The only exception to this rule is sport, where the popularity of international football leagues such as the Bundesliga and the Premier League has lessened the negative meaning somewhat in this context. Fans of hockey will be familiar with SHL, Svenska hockeyligan, and Sweden’s handball league is referred to as handbollsligan.

The history behind liga’negative meaning in Swedish can be traced back to the Thirty Years’ War, which took place largely within the Holy Roman Empire between 1618 and 1648.

Essentially, the Thirty Years’ War began as a fight between Protestant and Catholic states of the Holy Roman Empire, with Catholic states forming the Catholic League and Protestant states forming the Protestant Union.

Sweden was – and still is – Lutheran, meaning that, when they got involved in the war in 1630, their enemies were the Catholic League – or the katolska ligan in Swedish, with its members being referred to as ligister or “league-ists”.

King Gustav II Adolf eventually beat the Catholic League in 1631 at the Battle of Breitenfeld, ultimately leading to the formal dissolution of the league in 1635 in the Peace of Prague, which forbade alliances from forming within the Holy Roman Empire.

Although this may seem like ancient history, Swedes still don’t trust a liga – the word’s negative connotations have survived for almost 400 years.

Swedish vocabulary:

Jag är lite orolig för honom, han har börjat hänga med ett gäng ligister.

I’m a bit worried about him, he’s started hanging out with a group of thugs.

Manchester United har vunnit den engelska ligan flest gånger, men City är mästare just nu.

Manchester United have won the Premier League the most times, but City are the current champions.

De säger att det står en liga bakom det senaste inbrottsvågen.

They’re saying there’s a gang behind the recent spate of break-ins.
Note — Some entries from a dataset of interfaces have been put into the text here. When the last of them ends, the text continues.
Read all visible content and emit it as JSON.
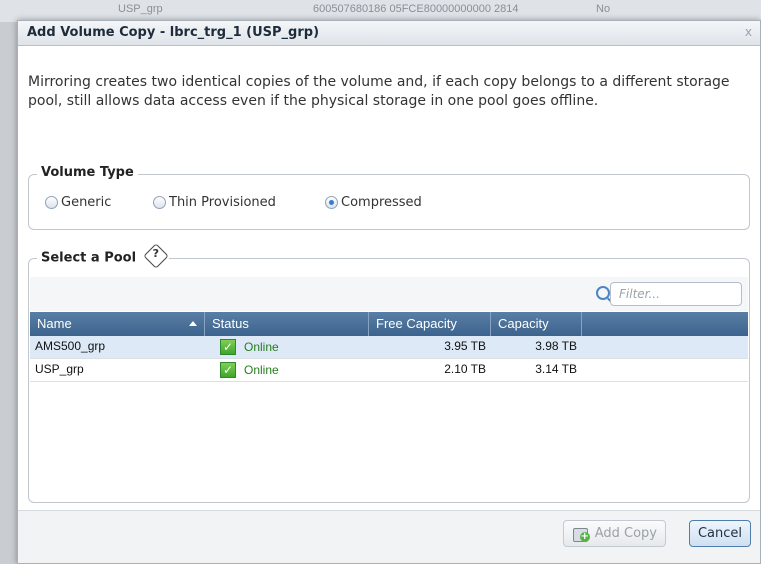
{
  "background_row": {
    "name": "USP_grp",
    "uid": "600507680186 05FCE80000000000 2814",
    "flag": "No"
  },
  "dialog": {
    "title": "Add Volume Copy - lbrc_trg_1 (USP_grp)",
    "close_label": "x",
    "intro": "Mirroring creates two identical copies of the volume and, if each copy belongs to a different storage pool, still allows data access even if the physical storage in one pool goes offline."
  },
  "volume_type": {
    "legend": "Volume Type",
    "options": [
      {
        "label": "Generic",
        "selected": false
      },
      {
        "label": "Thin Provisioned",
        "selected": false
      },
      {
        "label": "Compressed",
        "selected": true
      }
    ]
  },
  "pool": {
    "legend": "Select a Pool",
    "help_icon": "help-icon",
    "filter_placeholder": "Filter...",
    "columns": [
      "Name",
      "Status",
      "Free Capacity",
      "Capacity"
    ],
    "rows": [
      {
        "name": "AMS500_grp",
        "status": "Online",
        "free": "3.95 TB",
        "capacity": "3.98 TB"
      },
      {
        "name": "USP_grp",
        "status": "Online",
        "free": "2.10 TB",
        "capacity": "3.14 TB"
      }
    ]
  },
  "footer": {
    "add_copy": "Add Copy",
    "cancel": "Cancel"
  },
  "colors": {
    "header": "#3c638d",
    "online": "#267d1e",
    "selected_row": "#dde9f6"
  }
}
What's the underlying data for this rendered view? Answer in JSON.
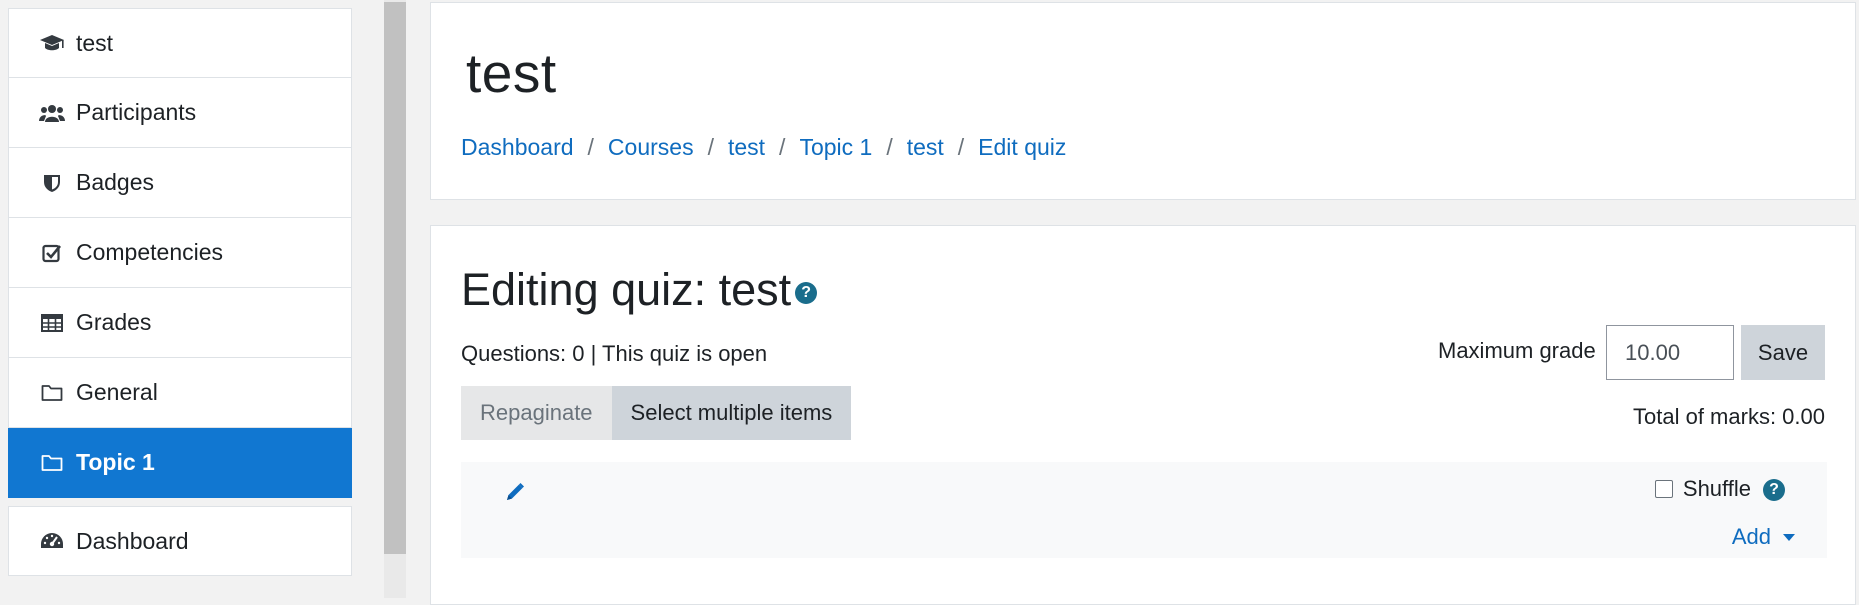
{
  "sidebar": {
    "items": [
      {
        "label": "test",
        "icon": "graduation-cap-icon"
      },
      {
        "label": "Participants",
        "icon": "users-icon"
      },
      {
        "label": "Badges",
        "icon": "shield-icon"
      },
      {
        "label": "Competencies",
        "icon": "check-square-icon"
      },
      {
        "label": "Grades",
        "icon": "table-icon"
      },
      {
        "label": "General",
        "icon": "folder-icon"
      },
      {
        "label": "Topic 1",
        "icon": "folder-icon",
        "active": true
      },
      {
        "label": "Dashboard",
        "icon": "dashboard-icon"
      }
    ]
  },
  "header": {
    "title": "test",
    "breadcrumb": [
      "Dashboard",
      "Courses",
      "test",
      "Topic 1",
      "test",
      "Edit quiz"
    ],
    "separator": "/"
  },
  "main": {
    "heading": "Editing quiz: test",
    "help_glyph": "?",
    "info": "Questions: 0 | This quiz is open",
    "repaginate_label": "Repaginate",
    "select_multiple_label": "Select multiple items",
    "max_grade_label": "Maximum grade",
    "max_grade_value": "10.00",
    "save_label": "Save",
    "total_marks": "Total of marks: 0.00",
    "section": {
      "shuffle_label": "Shuffle",
      "shuffle_checked": false,
      "add_label": "Add"
    }
  },
  "colors": {
    "accent": "#1177d1",
    "link": "#0f6cbf",
    "help": "#1a6d8c"
  }
}
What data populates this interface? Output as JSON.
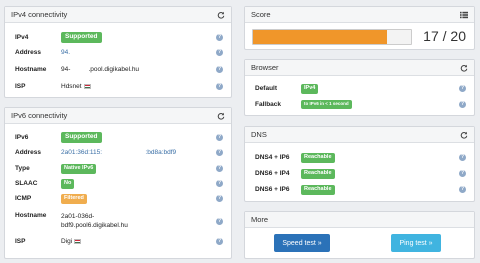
{
  "ipv4": {
    "title": "IPv4 connectivity",
    "ipv4_label": "IPv4",
    "ipv4_badge": "Supported",
    "address_label": "Address",
    "address_value": "94.",
    "hostname_label": "Hostname",
    "hostname_value": "94-          .pool.digikabel.hu",
    "isp_label": "ISP",
    "isp_value": "Hdsnet"
  },
  "ipv6": {
    "title": "IPv6 connectivity",
    "ipv6_label": "IPv6",
    "ipv6_badge": "Supported",
    "address_label": "Address",
    "address_value": "2a01:36d:115:                        :bd8a:bdf9",
    "type_label": "Type",
    "type_badge": "Native IPv6",
    "slaac_label": "SLAAC",
    "slaac_badge": "No",
    "icmp_label": "ICMP",
    "icmp_badge": "Filtered",
    "hostname_label": "Hostname",
    "hostname_value_1": "2a01-036d-",
    "hostname_value_2": "bdf9.pool6.digikabel.hu",
    "isp_label": "ISP",
    "isp_value": "Digi"
  },
  "score": {
    "title": "Score",
    "text": "17 / 20",
    "fraction": 0.85,
    "bar_color": "#f0962a"
  },
  "browser": {
    "title": "Browser",
    "default_label": "Default",
    "default_badge": "IPv4",
    "fallback_label": "Fallback",
    "fallback_badge": "to IPv6 in < 1 second"
  },
  "dns": {
    "title": "DNS",
    "rows": [
      {
        "label": "DNS4 + IP6",
        "badge": "Reachable"
      },
      {
        "label": "DNS6 + IP4",
        "badge": "Reachable"
      },
      {
        "label": "DNS6 + IP6",
        "badge": "Reachable"
      }
    ]
  },
  "more": {
    "title": "More",
    "speed_label": "Speed test »",
    "ping_label": "Ping test »"
  },
  "colors": {
    "green": "#5cb85c",
    "orange": "#f0ad4e",
    "speed_btn": "#2b72b8",
    "ping_btn": "#40b4e0"
  }
}
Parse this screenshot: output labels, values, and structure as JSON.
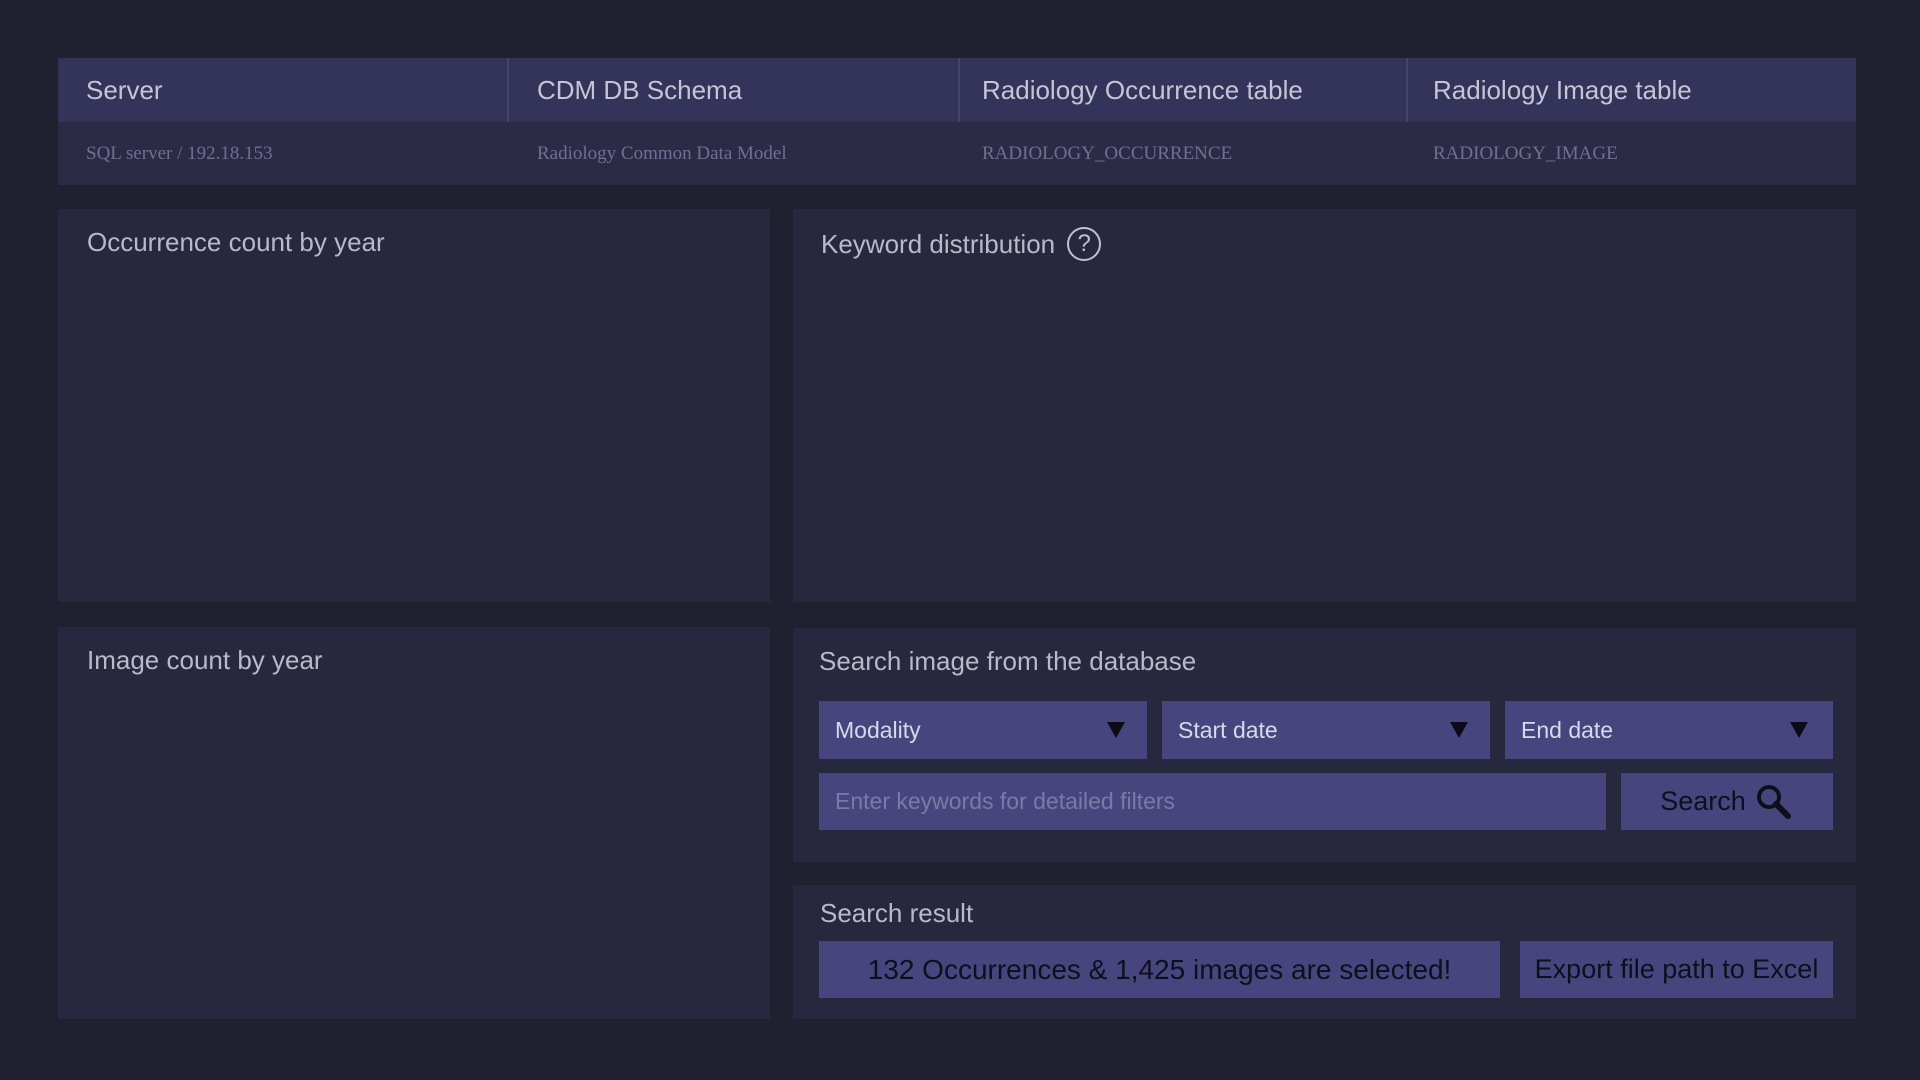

Villa, Volvo, Vovve: The Local’s Word Guide to Swedish Life, written by The Local’s journalists, is now available to order. Head to to read more about it. It is also possible to buy your copy from Amazon USAmazon UKBokus or Adlibris.